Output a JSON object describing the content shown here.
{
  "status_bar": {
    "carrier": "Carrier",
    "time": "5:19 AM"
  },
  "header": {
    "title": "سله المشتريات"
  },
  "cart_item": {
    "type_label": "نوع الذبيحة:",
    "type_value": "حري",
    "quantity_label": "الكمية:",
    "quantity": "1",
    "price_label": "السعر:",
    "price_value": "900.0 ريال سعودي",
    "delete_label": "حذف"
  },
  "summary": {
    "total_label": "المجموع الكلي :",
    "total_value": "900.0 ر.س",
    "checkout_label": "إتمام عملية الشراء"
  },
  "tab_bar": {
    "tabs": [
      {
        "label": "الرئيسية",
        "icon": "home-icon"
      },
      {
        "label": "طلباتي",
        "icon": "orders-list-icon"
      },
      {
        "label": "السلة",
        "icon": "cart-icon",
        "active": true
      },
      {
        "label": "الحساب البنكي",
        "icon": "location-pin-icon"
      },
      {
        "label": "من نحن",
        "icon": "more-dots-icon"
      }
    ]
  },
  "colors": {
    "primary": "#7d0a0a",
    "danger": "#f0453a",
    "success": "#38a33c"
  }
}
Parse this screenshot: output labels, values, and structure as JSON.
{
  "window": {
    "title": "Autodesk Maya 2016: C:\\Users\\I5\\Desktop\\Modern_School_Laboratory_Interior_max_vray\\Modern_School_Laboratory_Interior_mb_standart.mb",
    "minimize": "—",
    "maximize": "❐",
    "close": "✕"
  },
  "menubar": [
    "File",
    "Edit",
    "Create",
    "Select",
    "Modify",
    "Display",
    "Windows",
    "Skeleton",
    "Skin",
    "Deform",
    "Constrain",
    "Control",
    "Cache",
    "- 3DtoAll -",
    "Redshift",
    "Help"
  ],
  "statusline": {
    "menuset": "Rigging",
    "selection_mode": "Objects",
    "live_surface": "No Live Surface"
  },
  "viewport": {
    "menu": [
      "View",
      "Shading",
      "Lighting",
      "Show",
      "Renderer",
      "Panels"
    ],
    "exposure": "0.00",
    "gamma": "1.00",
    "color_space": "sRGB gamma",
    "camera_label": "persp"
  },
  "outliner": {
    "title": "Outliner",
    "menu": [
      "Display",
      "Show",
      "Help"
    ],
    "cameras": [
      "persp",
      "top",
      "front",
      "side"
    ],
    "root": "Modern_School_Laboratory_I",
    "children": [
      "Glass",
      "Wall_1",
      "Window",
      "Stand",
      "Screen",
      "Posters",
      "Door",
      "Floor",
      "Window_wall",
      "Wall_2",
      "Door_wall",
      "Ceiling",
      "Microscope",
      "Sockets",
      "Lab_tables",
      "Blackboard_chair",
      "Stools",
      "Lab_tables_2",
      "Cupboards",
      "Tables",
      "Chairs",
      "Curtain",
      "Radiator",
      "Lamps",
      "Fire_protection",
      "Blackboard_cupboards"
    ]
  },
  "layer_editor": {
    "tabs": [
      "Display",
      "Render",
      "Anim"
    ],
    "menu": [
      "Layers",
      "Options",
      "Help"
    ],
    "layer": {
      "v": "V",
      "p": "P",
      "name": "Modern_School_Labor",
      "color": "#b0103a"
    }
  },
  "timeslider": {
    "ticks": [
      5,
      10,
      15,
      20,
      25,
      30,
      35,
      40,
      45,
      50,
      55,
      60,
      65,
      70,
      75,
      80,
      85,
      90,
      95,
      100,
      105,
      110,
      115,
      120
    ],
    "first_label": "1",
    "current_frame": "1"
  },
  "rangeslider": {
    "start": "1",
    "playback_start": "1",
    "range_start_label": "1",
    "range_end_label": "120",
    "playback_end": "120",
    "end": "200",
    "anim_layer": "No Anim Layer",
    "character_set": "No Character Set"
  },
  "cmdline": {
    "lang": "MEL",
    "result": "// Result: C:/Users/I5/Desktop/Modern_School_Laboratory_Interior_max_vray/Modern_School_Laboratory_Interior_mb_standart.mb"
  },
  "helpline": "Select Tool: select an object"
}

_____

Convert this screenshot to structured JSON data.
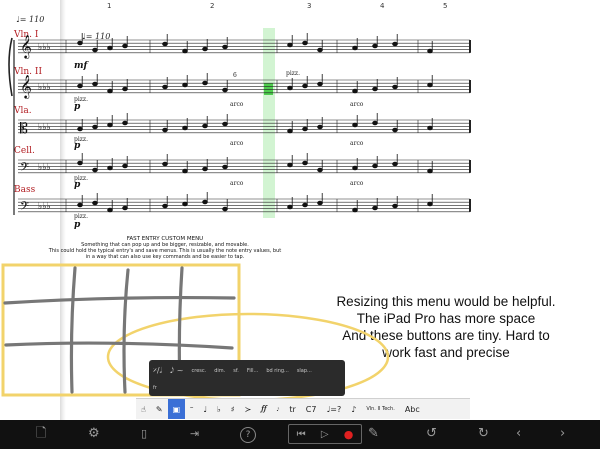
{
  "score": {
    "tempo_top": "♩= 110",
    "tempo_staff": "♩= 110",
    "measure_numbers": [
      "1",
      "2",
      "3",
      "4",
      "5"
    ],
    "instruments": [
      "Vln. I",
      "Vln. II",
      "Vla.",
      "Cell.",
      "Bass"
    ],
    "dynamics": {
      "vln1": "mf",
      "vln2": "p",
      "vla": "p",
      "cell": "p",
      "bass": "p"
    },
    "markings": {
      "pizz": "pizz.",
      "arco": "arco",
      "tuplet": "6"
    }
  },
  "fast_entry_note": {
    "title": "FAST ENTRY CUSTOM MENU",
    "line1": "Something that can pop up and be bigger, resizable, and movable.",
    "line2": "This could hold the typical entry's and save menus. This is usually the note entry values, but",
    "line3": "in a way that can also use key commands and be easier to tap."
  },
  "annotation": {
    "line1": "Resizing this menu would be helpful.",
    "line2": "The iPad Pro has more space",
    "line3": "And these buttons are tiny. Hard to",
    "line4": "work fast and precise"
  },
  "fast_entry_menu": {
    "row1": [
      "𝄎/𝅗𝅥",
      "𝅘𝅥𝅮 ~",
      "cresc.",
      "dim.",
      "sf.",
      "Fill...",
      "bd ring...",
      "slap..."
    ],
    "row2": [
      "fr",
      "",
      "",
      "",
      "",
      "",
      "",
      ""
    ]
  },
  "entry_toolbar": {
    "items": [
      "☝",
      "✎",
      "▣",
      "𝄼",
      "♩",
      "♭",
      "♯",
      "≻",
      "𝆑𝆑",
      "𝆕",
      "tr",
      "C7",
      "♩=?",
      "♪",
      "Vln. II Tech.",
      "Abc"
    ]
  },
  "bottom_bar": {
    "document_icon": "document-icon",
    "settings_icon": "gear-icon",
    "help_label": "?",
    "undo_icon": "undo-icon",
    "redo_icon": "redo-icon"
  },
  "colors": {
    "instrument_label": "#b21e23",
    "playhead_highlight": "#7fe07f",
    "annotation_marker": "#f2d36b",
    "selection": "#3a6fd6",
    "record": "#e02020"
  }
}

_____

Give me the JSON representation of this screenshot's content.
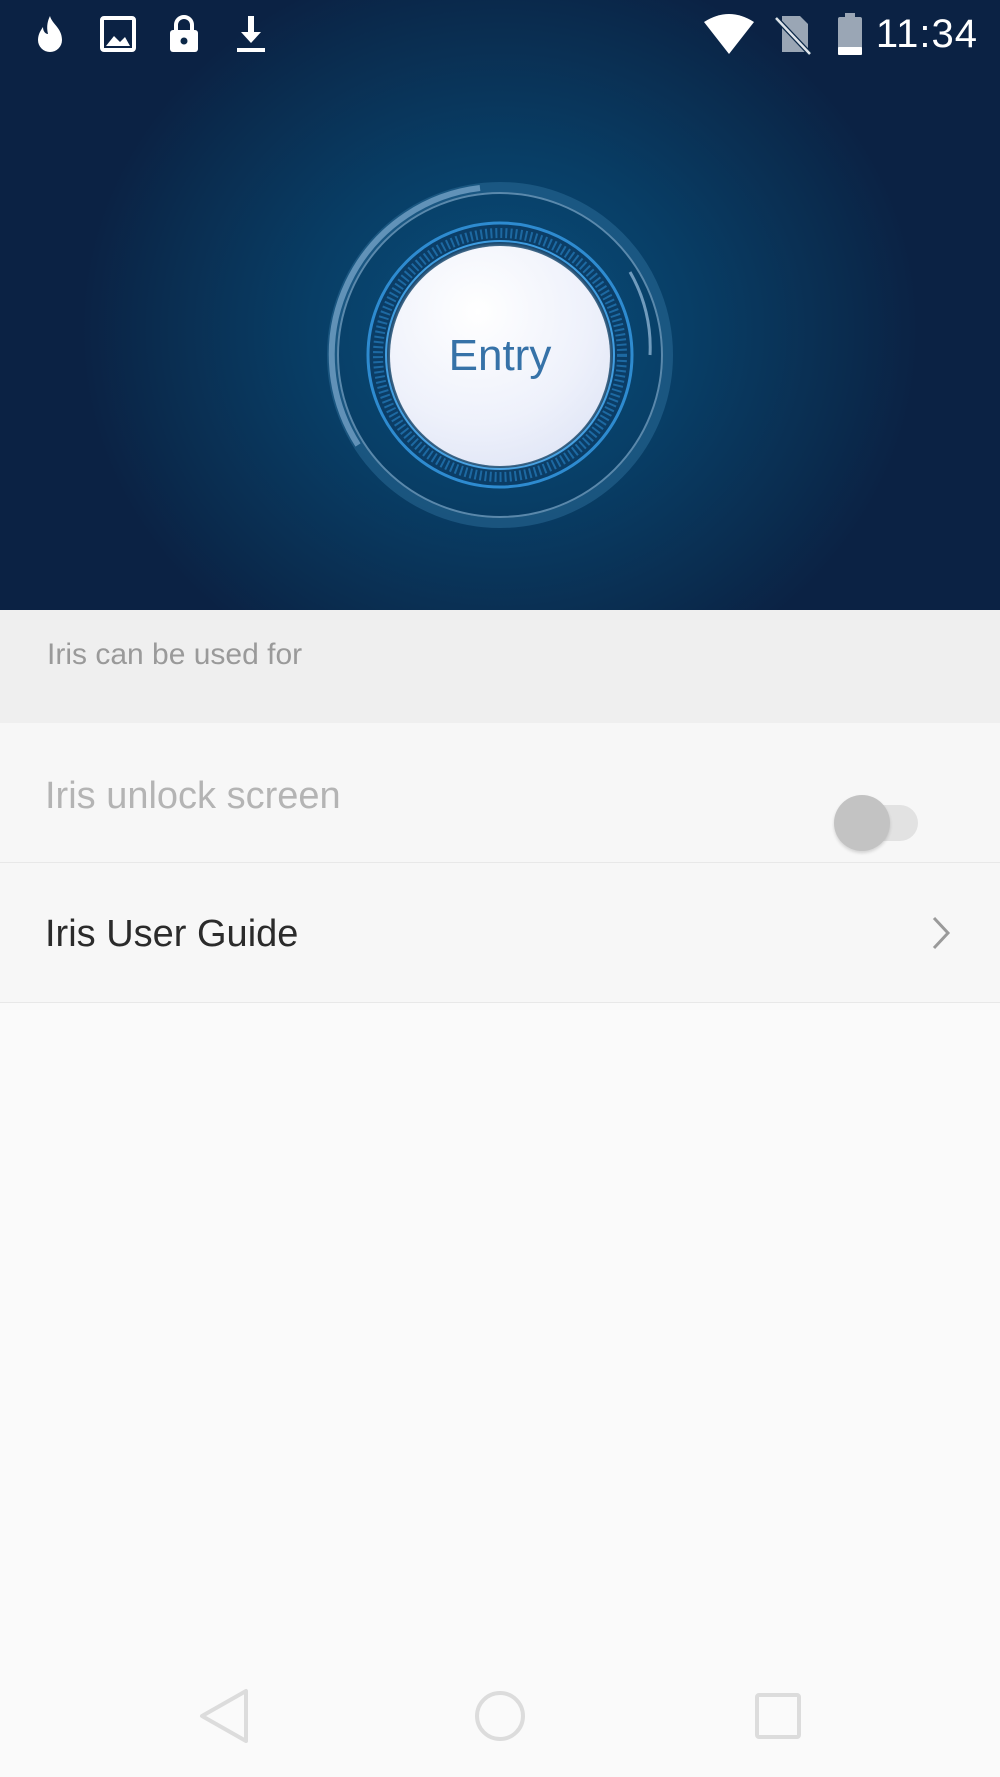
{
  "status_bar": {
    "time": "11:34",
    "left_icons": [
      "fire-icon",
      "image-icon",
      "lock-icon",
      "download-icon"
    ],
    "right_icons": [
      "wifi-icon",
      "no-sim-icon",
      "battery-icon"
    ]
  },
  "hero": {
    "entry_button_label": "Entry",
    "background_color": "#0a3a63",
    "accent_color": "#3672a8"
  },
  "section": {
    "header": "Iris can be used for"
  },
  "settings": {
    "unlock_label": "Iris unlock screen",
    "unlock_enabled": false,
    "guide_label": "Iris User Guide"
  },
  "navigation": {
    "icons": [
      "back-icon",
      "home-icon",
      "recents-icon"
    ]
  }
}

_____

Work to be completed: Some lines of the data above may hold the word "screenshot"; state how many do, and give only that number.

Solution: 3